Dif·fer·en·ti·ate v. t.
1. To distinguish or mark by a specific difference; to effect a difference in, as regards classification; to develop differential characteristics in; to specialize; to desynonymize.
The word then was differentiated into the two forms then and than. --Earle.
Two or more of the forms assumed by the same original word become differentiated in signification. --Dr. Murray.
2. To express the specific difference of; to describe the properties of (a thing) whereby it is differenced from another of the same class; to discriminate.
3. Math. To obtain the differential, or differential coefficient, of; as, to differentiate an algebraic expression, or an equation.
Dif·fer·en·ti·ate, v. i. Biol. To acquire a distinct and separate character.
v 1: mark as different; "We distinguish several kinds of maple"
[syn: distinguish, separate, secern, secernate,
severalize, severalise, tell, tell apart]
2: be a distinctive feature, attribute, or trait; sometimes in
a very positive sense; "His modesty distinguishes him form
his peers" [syn: distinguish, mark]
3: calculate a derivative; take the derivative [ant: integrate]
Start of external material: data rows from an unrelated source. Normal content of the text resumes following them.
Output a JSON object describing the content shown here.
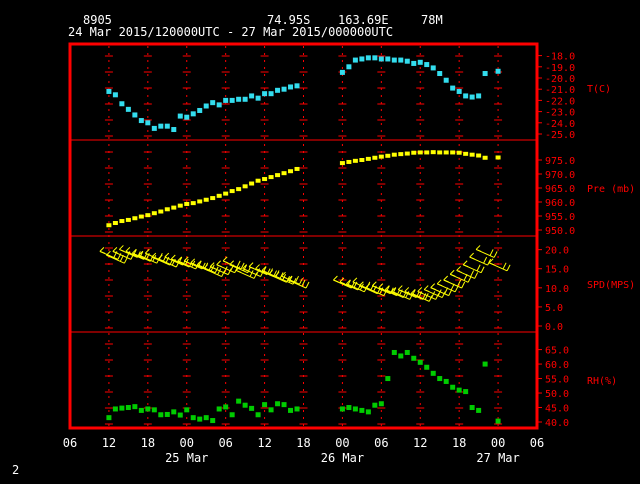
{
  "header": {
    "station_id": "8905",
    "lat": "74.95S",
    "lon": "163.69E",
    "elev": "78M",
    "time_range": "24 Mar 2015/120000UTC - 27 Mar 2015/000000UTC"
  },
  "footer": {
    "page_number": "2"
  },
  "colors": {
    "background": "#000000",
    "frame": "#ff0000",
    "header_text": "#ffffff",
    "axis_text": "#ff0000",
    "temperature": "#33ddee",
    "pressure": "#ffff00",
    "wind": "#ffff00",
    "humidity": "#00cc00"
  },
  "chart_data": {
    "type": "meteogram",
    "x_axis": {
      "unit": "hours since 24 Mar 00 UTC",
      "range": [
        6,
        78
      ],
      "tick_labels": [
        "06",
        "12",
        "18",
        "00",
        "06",
        "12",
        "18",
        "00",
        "06",
        "12",
        "18",
        "00",
        "06"
      ],
      "tick_hours": [
        6,
        12,
        18,
        24,
        30,
        36,
        42,
        48,
        54,
        60,
        66,
        72,
        78
      ],
      "date_labels": [
        {
          "label": "25 Mar",
          "hour": 24
        },
        {
          "label": "26 Mar",
          "hour": 48
        },
        {
          "label": "27 Mar",
          "hour": 72
        }
      ]
    },
    "panels": [
      {
        "name": "temperature",
        "label": "T(C)",
        "range": [
          -25,
          -17.5
        ],
        "tick_values": [
          -18,
          -19,
          -20,
          -21,
          -22,
          -23,
          -24,
          -25
        ],
        "tick_labels": [
          "-18.0",
          "-19.0",
          "-20.0",
          "-21.0",
          "-22.0",
          "-23.0",
          "-24.0",
          "-25.0"
        ],
        "x": [
          12,
          13,
          14,
          15,
          16,
          17,
          18,
          19,
          20,
          21,
          22,
          23,
          24,
          25,
          26,
          27,
          28,
          29,
          30,
          31,
          32,
          33,
          34,
          35,
          36,
          37,
          38,
          39,
          40,
          41,
          48,
          49,
          50,
          51,
          52,
          53,
          54,
          55,
          56,
          57,
          58,
          59,
          60,
          61,
          62,
          63,
          64,
          65,
          66,
          67,
          68,
          69,
          70,
          72
        ],
        "y": [
          -21.2,
          -21.5,
          -22.3,
          -22.8,
          -23.3,
          -23.8,
          -24,
          -24.5,
          -24.3,
          -24.3,
          -24.6,
          -23.4,
          -23.5,
          -23.2,
          -22.9,
          -22.5,
          -22.2,
          -22.4,
          -22,
          -22,
          -21.9,
          -21.9,
          -21.6,
          -21.8,
          -21.4,
          -21.4,
          -21.1,
          -21,
          -20.8,
          -20.7,
          -19.5,
          -19,
          -18.4,
          -18.3,
          -18.2,
          -18.2,
          -18.3,
          -18.3,
          -18.4,
          -18.4,
          -18.5,
          -18.7,
          -18.6,
          -18.8,
          -19.1,
          -19.6,
          -20.2,
          -20.9,
          -21.2,
          -21.6,
          -21.7,
          -21.6,
          -19.6,
          -19.4
        ]
      },
      {
        "name": "pressure",
        "label": "Pre (mb)",
        "range": [
          950,
          980
        ],
        "tick_values": [
          950,
          955,
          960,
          965,
          970,
          975
        ],
        "tick_labels": [
          "950.0",
          "955.0",
          "960.0",
          "965.0",
          "970.0",
          "975.0"
        ],
        "x": [
          12,
          13,
          14,
          15,
          16,
          17,
          18,
          19,
          20,
          21,
          22,
          23,
          24,
          25,
          26,
          27,
          28,
          29,
          30,
          31,
          32,
          33,
          34,
          35,
          36,
          37,
          38,
          39,
          40,
          41,
          48,
          49,
          50,
          51,
          52,
          53,
          54,
          55,
          56,
          57,
          58,
          59,
          60,
          61,
          62,
          63,
          64,
          65,
          66,
          67,
          68,
          69,
          70,
          72
        ],
        "y": [
          951.7,
          952.5,
          953.2,
          953.6,
          954.2,
          954.8,
          955.3,
          956,
          956.6,
          957.4,
          958,
          958.7,
          959.3,
          959.6,
          960.2,
          960.8,
          961.4,
          962.2,
          963,
          963.9,
          964.6,
          965.6,
          966.6,
          967.6,
          968.2,
          968.9,
          969.6,
          970.3,
          971,
          971.8,
          973.9,
          974.3,
          974.7,
          975,
          975.4,
          975.8,
          976.2,
          976.5,
          976.9,
          977.1,
          977.3,
          977.6,
          977.7,
          977.7,
          977.8,
          977.7,
          977.7,
          977.7,
          977.6,
          977.2,
          976.9,
          976.6,
          975.8,
          975.9
        ]
      },
      {
        "name": "wind_speed",
        "label": "SPD(MPS)",
        "range": [
          0,
          22
        ],
        "tick_values": [
          0,
          5,
          10,
          15,
          20
        ],
        "tick_labels": [
          "0.0",
          "5.0",
          "10.0",
          "15.0",
          "20.0"
        ],
        "x": [
          12,
          13,
          14,
          15,
          16,
          17,
          18,
          19,
          20,
          21,
          22,
          23,
          24,
          25,
          26,
          27,
          28,
          29,
          30,
          31,
          32,
          33,
          34,
          35,
          36,
          37,
          38,
          39,
          40,
          41,
          48,
          49,
          50,
          51,
          52,
          53,
          54,
          55,
          56,
          57,
          58,
          59,
          60,
          61,
          62,
          63,
          64,
          65,
          66,
          67,
          68,
          69,
          70,
          72
        ],
        "y": [
          18.5,
          17.5,
          18.5,
          19,
          18.5,
          18,
          17.5,
          18,
          17,
          16.5,
          17,
          16.5,
          16,
          16,
          15.5,
          15,
          14,
          14.5,
          15,
          16,
          15,
          13.5,
          14,
          14.5,
          14,
          13.5,
          12.5,
          12,
          12,
          11,
          11,
          10.5,
          10,
          10.5,
          9.5,
          9,
          9.5,
          9,
          8.5,
          8,
          8.5,
          8,
          7.5,
          8,
          8.5,
          9,
          10,
          11,
          12.5,
          13.5,
          15,
          17,
          19,
          15.5
        ]
      },
      {
        "name": "relative_humidity",
        "label": "RH(%)",
        "range": [
          40,
          69
        ],
        "tick_values": [
          40,
          45,
          50,
          55,
          60,
          65
        ],
        "tick_labels": [
          "40.0",
          "45.0",
          "50.0",
          "55.0",
          "60.0",
          "65.0"
        ],
        "x": [
          12,
          13,
          14,
          15,
          16,
          17,
          18,
          19,
          20,
          21,
          22,
          23,
          24,
          25,
          26,
          27,
          28,
          29,
          30,
          31,
          32,
          33,
          34,
          35,
          36,
          37,
          38,
          39,
          40,
          41,
          48,
          49,
          50,
          51,
          52,
          53,
          54,
          55,
          56,
          57,
          58,
          59,
          60,
          61,
          62,
          63,
          64,
          65,
          66,
          67,
          68,
          69,
          70,
          72
        ],
        "y": [
          41.5,
          44.5,
          44.8,
          45,
          45.3,
          44,
          44.5,
          44.2,
          42.5,
          42.6,
          43.5,
          42.4,
          44.2,
          41.5,
          41,
          41.5,
          40.5,
          44.5,
          45.2,
          42.5,
          47.2,
          45.8,
          44.7,
          42.5,
          46,
          44.2,
          46.3,
          46,
          44,
          44.5,
          44.5,
          45,
          44.5,
          44,
          43.5,
          45.8,
          46.3,
          55,
          64,
          62.8,
          64,
          62,
          60.6,
          58.9,
          56.8,
          55,
          54,
          52,
          51,
          50.5,
          45,
          44,
          60,
          40.3
        ]
      }
    ]
  }
}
4: become different during development; "cells differentiate"
5: evolve so as to lead to a new species or develop in a way
most suited to the environment [syn: speciate, specialize,
6: become distinct and acquire a different character